| Work request |
Exclude the pictures and retype the entries as written.
--- Dataset records Enclosed Below ---
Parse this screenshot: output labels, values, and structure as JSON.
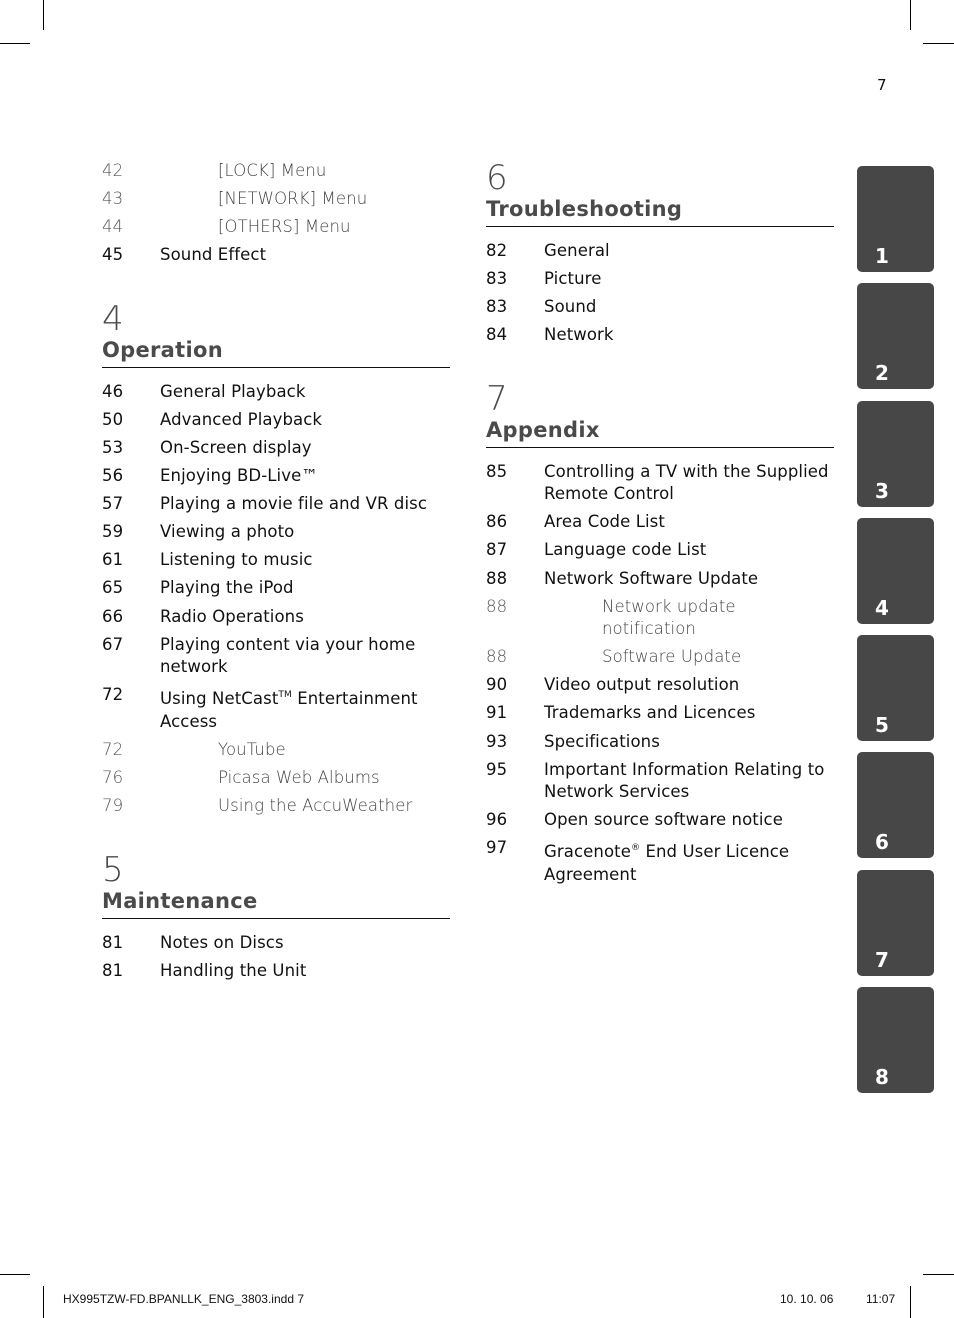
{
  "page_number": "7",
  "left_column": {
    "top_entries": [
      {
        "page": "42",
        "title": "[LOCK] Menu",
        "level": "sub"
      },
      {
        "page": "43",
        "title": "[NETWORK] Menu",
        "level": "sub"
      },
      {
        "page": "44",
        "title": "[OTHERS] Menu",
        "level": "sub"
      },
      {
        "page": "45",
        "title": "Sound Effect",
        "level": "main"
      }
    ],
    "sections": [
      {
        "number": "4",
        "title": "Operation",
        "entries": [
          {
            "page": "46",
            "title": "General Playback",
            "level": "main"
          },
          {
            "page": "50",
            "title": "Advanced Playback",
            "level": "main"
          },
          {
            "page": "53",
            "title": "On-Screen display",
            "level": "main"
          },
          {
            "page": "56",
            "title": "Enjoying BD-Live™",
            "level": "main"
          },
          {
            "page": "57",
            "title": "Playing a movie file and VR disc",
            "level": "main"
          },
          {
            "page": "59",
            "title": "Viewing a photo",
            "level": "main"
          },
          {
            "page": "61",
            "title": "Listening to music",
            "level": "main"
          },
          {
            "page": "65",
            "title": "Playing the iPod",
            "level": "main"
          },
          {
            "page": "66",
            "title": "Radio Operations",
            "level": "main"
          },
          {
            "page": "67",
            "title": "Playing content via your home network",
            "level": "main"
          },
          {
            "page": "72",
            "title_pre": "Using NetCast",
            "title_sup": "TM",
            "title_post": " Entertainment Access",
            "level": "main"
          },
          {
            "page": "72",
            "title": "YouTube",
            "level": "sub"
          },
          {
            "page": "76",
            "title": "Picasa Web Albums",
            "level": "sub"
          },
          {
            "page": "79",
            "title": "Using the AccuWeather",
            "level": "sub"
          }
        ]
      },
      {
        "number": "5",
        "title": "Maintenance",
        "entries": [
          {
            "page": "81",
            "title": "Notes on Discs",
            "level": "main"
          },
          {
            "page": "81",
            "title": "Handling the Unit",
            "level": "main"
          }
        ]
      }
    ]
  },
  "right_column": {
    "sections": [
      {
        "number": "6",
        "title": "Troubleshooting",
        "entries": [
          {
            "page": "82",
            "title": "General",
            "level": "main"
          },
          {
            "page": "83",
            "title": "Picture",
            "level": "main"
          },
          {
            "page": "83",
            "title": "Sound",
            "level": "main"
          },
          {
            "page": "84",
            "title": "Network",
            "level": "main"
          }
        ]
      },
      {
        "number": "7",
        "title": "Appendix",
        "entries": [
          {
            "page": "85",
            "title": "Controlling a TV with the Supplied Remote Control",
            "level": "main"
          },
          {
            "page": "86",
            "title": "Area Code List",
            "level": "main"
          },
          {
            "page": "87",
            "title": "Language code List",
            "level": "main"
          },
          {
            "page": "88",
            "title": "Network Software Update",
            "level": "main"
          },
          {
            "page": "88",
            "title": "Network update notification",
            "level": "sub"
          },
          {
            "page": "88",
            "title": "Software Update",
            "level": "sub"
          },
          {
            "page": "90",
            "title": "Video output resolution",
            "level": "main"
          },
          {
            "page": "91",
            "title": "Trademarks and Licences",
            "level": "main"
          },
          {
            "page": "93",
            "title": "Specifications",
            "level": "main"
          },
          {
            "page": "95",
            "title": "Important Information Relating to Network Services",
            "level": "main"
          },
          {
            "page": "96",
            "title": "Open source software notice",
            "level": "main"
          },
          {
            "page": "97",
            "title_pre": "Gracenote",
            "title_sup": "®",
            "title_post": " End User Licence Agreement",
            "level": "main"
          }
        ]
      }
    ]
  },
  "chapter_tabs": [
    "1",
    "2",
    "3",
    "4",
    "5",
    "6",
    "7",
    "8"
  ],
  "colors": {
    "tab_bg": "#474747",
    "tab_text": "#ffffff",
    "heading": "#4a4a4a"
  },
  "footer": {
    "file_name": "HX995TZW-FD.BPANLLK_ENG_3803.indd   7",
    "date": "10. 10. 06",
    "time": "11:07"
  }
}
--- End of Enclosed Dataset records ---
| Answer section |
Parse this screenshot: output labels, values, and structure as JSON.
{
  "page_number": "7",
  "left_column": {
    "top_entries": [
      {
        "page": "42",
        "title": "[LOCK] Menu",
        "level": "sub"
      },
      {
        "page": "43",
        "title": "[NETWORK] Menu",
        "level": "sub"
      },
      {
        "page": "44",
        "title": "[OTHERS] Menu",
        "level": "sub"
      },
      {
        "page": "45",
        "title": "Sound Effect",
        "level": "main"
      }
    ],
    "sections": [
      {
        "number": "4",
        "title": "Operation",
        "entries": [
          {
            "page": "46",
            "title": "General Playback",
            "level": "main"
          },
          {
            "page": "50",
            "title": "Advanced Playback",
            "level": "main"
          },
          {
            "page": "53",
            "title": "On-Screen display",
            "level": "main"
          },
          {
            "page": "56",
            "title": "Enjoying BD-Live™",
            "level": "main"
          },
          {
            "page": "57",
            "title": "Playing a movie file and VR disc",
            "level": "main"
          },
          {
            "page": "59",
            "title": "Viewing a photo",
            "level": "main"
          },
          {
            "page": "61",
            "title": "Listening to music",
            "level": "main"
          },
          {
            "page": "65",
            "title": "Playing the iPod",
            "level": "main"
          },
          {
            "page": "66",
            "title": "Radio Operations",
            "level": "main"
          },
          {
            "page": "67",
            "title": "Playing content via your home network",
            "level": "main"
          },
          {
            "page": "72",
            "title_pre": "Using NetCast",
            "title_sup": "TM",
            "title_post": " Entertainment Access",
            "level": "main"
          },
          {
            "page": "72",
            "title": "YouTube",
            "level": "sub"
          },
          {
            "page": "76",
            "title": "Picasa Web Albums",
            "level": "sub"
          },
          {
            "page": "79",
            "title": "Using the AccuWeather",
            "level": "sub"
          }
        ]
      },
      {
        "number": "5",
        "title": "Maintenance",
        "entries": [
          {
            "page": "81",
            "title": "Notes on Discs",
            "level": "main"
          },
          {
            "page": "81",
            "title": "Handling the Unit",
            "level": "main"
          }
        ]
      }
    ]
  },
  "right_column": {
    "sections": [
      {
        "number": "6",
        "title": "Troubleshooting",
        "entries": [
          {
            "page": "82",
            "title": "General",
            "level": "main"
          },
          {
            "page": "83",
            "title": "Picture",
            "level": "main"
          },
          {
            "page": "83",
            "title": "Sound",
            "level": "main"
          },
          {
            "page": "84",
            "title": "Network",
            "level": "main"
          }
        ]
      },
      {
        "number": "7",
        "title": "Appendix",
        "entries": [
          {
            "page": "85",
            "title": "Controlling a TV with the Supplied Remote Control",
            "level": "main"
          },
          {
            "page": "86",
            "title": "Area Code List",
            "level": "main"
          },
          {
            "page": "87",
            "title": "Language code List",
            "level": "main"
          },
          {
            "page": "88",
            "title": "Network Software Update",
            "level": "main"
          },
          {
            "page": "88",
            "title": "Network update notification",
            "level": "sub"
          },
          {
            "page": "88",
            "title": "Software Update",
            "level": "sub"
          },
          {
            "page": "90",
            "title": "Video output resolution",
            "level": "main"
          },
          {
            "page": "91",
            "title": "Trademarks and Licences",
            "level": "main"
          },
          {
            "page": "93",
            "title": "Specifications",
            "level": "main"
          },
          {
            "page": "95",
            "title": "Important Information Relating to Network Services",
            "level": "main"
          },
          {
            "page": "96",
            "title": "Open source software notice",
            "level": "main"
          },
          {
            "page": "97",
            "title_pre": "Gracenote",
            "title_sup": "®",
            "title_post": " End User Licence Agreement",
            "level": "main"
          }
        ]
      }
    ]
  },
  "chapter_tabs": [
    "1",
    "2",
    "3",
    "4",
    "5",
    "6",
    "7",
    "8"
  ],
  "colors": {
    "tab_bg": "#474747",
    "tab_text": "#ffffff",
    "heading": "#4a4a4a"
  },
  "footer": {
    "file_name": "HX995TZW-FD.BPANLLK_ENG_3803.indd   7",
    "date": "10. 10. 06",
    "time": "11:07"
  }
}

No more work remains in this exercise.